Four in 10 managers believe it is a "significant risk" to recruit people with mental health conditions to a job dealing with the public or clients, while nearly one in four are unable to name a single mental illness, the Shaw Trust survey of 500 business leaders found. This widespread ignorance exists despite the fact that one in six Britons are suffering from conditions such as depression, bipolar disorder, panic attacks or anxiety at any given time, according to the charity Mind.

Almost three-quarters of the companies surveyed by the Shaw Trust, a charity that provides employment services for disabled and disadvantaged people, have no formal policy on stress and mental illness.

Being excluded from the workplace means people with mental health problems are more likely to live in poverty, be financially dependent on family and the state, and have low self-esteem, which can all slow down recovery, the report says.

In October, The Independent on Sunday revealed that the costs of mental illness rose by 36 per cent in six years, topping £100bn last year, in England alone. The cost to employers from sick leave and lost productivity is nearly £30bn a year, according to the Centre for Mental Health.

Sally Burton, chief executive of the Shaw Trust, said: "Levels of prejudice and misunderstanding are alarmingly high, yet emotional and practical support remains low or often non-existent."

The new poll, carried out by Trajectory, revealed that one in four companies believe people with mental health problems are less reliable than other employees. The research upon which the report is based also found that 78 per cent of employers think British industry loses talent because it does not know the best way to deal with mental health in the workplace. But Jacki Connor, director of colleague engagement at Sainsbury's supermarket, said many of its store managers find people with mental health issues to be more reliable, and staff absence is lower among people with disabilities.

There are some signs of changing attitudes. About 21 per cent of companies now employ someone with a mental health condition, compared with 11 per cent in the 2006 survey.

After problems with previous employers, Lucy Barratt, 34, of Portsmouth, now works part time in advocacy for Mind. She was diagnosed with bipolar disorder when she was 19 and is supported by her employer.

"I still receive quite intensive treatment on a weekly basis and they [Mind] are brilliant about it. They say your hours are 20 hours and we don't mind when you do it. [Prejudice] would put me off applying for other positions because I would be worried about what they would say, how they would treat me. One employer I worked for knew I had been off and when I came back I heard a colleague say, 'The nutter's back. I hear she's been in the loony bin.' It's quite demeaning.

"You are not allowed to be racist; you can't be sexist or anything else, but it's OK to call people 'nutters'. If I didn't have the support I have now I wouldn't work. It's as simple as that."

Case Study: Damien Smith, 31, from London

Damien Smith was diagnosed with clinical depression last December and with bipolar disorder two weeks ago. He resigned from his middle manager role in education in July after feeling unsupported by his employer.

"I was experiencing mania but at the time I didn't realise I was manic.
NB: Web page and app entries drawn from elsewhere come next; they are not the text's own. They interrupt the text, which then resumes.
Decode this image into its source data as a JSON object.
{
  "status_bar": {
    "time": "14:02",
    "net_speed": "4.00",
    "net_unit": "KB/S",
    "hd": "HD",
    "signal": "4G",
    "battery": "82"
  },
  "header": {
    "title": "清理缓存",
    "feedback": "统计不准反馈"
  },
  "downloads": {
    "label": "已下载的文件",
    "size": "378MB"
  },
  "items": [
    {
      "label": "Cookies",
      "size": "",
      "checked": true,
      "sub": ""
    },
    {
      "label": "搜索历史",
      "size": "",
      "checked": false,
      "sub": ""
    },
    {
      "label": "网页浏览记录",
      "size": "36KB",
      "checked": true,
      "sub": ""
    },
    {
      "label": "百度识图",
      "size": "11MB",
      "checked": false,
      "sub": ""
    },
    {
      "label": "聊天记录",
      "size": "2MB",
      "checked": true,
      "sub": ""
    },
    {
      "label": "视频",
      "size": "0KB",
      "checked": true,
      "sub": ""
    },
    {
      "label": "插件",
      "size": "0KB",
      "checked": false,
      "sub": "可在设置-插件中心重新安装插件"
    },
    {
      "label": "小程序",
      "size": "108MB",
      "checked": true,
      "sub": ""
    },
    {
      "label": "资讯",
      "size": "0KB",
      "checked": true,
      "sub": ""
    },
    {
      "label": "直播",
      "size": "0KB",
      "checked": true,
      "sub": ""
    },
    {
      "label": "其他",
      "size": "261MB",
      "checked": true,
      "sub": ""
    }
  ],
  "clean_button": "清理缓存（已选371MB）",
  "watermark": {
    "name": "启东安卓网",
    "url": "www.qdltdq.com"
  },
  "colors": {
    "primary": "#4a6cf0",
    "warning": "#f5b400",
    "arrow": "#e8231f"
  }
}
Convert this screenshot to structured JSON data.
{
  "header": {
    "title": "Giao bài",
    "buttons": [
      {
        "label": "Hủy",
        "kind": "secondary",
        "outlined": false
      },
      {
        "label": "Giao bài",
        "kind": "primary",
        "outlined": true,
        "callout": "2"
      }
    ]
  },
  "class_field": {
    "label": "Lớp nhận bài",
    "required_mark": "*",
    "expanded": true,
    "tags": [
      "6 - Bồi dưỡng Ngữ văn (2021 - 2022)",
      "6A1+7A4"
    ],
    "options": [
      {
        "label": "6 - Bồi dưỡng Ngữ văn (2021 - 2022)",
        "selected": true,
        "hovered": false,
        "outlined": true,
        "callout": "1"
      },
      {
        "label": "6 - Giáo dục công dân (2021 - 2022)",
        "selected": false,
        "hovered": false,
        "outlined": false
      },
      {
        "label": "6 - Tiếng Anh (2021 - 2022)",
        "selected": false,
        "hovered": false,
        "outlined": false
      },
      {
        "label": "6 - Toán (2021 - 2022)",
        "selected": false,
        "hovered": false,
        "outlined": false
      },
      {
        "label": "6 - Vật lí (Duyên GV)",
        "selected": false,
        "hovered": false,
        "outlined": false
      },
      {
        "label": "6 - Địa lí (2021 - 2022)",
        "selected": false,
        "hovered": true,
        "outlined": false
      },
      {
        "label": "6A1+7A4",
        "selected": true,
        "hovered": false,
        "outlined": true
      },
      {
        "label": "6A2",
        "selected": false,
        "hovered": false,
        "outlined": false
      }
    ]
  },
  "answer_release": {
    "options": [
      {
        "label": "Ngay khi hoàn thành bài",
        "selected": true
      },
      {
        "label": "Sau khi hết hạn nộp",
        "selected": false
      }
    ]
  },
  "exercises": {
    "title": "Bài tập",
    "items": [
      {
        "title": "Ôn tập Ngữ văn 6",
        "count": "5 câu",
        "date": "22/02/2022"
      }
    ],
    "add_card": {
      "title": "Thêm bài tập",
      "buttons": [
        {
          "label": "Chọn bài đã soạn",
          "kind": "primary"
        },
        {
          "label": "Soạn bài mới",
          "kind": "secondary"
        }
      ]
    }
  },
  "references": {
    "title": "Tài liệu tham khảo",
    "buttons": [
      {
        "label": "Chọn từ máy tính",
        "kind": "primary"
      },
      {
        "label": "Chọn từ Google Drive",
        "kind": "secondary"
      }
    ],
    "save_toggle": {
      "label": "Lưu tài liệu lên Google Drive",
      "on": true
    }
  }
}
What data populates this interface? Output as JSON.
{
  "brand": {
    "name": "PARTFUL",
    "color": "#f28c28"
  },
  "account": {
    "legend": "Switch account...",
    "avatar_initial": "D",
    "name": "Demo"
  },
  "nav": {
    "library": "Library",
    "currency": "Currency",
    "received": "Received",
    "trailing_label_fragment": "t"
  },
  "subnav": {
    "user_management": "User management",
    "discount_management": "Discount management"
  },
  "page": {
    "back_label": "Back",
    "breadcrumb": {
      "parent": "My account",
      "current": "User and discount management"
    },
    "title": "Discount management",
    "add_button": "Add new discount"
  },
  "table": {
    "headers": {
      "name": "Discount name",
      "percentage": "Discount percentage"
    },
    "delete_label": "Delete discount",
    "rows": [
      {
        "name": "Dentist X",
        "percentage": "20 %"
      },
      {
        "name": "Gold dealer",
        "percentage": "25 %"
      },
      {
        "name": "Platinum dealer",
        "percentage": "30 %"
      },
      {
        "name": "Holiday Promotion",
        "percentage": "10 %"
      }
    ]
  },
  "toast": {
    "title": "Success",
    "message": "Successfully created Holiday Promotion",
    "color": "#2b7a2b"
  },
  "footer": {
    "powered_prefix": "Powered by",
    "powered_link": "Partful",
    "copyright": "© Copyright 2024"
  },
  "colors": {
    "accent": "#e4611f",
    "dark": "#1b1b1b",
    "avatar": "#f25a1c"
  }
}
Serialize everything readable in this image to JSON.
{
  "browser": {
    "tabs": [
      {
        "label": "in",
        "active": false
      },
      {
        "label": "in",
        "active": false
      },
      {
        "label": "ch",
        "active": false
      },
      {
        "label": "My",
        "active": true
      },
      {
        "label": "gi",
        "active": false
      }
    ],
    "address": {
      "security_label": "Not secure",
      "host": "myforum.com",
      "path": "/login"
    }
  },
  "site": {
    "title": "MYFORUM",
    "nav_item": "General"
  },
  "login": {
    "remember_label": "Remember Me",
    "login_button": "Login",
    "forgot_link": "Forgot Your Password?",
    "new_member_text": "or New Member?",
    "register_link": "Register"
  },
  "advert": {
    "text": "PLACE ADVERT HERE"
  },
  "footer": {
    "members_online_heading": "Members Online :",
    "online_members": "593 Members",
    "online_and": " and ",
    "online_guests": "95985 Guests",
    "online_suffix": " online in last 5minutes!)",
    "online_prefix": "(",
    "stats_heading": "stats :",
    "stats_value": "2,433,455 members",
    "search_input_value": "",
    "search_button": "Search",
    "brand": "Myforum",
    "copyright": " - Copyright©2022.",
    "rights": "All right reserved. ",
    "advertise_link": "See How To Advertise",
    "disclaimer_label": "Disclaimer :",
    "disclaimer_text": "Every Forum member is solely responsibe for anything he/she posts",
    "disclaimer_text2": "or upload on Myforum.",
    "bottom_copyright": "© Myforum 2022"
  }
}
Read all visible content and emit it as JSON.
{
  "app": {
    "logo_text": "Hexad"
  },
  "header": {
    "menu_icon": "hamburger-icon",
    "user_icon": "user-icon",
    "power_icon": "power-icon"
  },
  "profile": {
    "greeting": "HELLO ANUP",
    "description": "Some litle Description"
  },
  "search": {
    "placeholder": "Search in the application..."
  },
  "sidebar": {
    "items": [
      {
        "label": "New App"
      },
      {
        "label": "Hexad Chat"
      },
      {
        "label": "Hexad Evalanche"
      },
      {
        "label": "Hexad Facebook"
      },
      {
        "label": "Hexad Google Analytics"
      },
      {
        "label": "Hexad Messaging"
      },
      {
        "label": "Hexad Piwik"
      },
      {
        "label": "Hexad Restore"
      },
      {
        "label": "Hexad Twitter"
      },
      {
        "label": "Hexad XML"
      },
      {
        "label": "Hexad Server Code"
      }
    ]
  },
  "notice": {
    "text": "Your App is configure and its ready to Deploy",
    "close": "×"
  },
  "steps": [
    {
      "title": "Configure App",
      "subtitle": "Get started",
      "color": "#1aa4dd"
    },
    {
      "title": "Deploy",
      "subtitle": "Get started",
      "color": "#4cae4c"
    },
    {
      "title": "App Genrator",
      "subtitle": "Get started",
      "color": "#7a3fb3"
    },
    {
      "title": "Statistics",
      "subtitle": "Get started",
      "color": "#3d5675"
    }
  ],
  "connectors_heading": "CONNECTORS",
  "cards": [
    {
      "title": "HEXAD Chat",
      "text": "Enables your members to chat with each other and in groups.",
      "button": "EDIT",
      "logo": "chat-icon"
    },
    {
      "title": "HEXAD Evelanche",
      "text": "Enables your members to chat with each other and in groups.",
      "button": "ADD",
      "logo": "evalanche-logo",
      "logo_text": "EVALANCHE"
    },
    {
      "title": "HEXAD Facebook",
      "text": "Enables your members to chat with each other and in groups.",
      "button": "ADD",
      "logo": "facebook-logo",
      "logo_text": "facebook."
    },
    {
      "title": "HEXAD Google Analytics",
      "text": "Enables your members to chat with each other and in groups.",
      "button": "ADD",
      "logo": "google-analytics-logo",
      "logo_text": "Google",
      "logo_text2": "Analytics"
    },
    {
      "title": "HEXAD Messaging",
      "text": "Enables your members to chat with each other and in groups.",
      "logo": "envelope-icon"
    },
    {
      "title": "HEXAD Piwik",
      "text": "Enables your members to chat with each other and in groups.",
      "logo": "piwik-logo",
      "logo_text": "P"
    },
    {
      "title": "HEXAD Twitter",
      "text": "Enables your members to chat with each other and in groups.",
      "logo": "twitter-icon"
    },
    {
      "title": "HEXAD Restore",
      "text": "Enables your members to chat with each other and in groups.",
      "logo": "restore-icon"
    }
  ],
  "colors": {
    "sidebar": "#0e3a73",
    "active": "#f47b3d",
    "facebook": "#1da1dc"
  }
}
I was over-functioning on 45 minutes' sleep a night, if that. Everyone loves an achiever. There was basically no task too big for me because I was wired; I had this amazing amount of energy.

"In December, I hit the skids for seven days. I didn't contact my manager, so I was AWOL. When I did get myself together, he was obviously pissed off. I could understand that.

"They had no understanding, but, equally, there's no information throughout the establishment. There's no procedure, no mental health policy or guidance. HR didn't support me. My manager tried but he just didn't have the experience or the tools to do it. It was botched. From the moment I was referred to occupational health, it was a joke."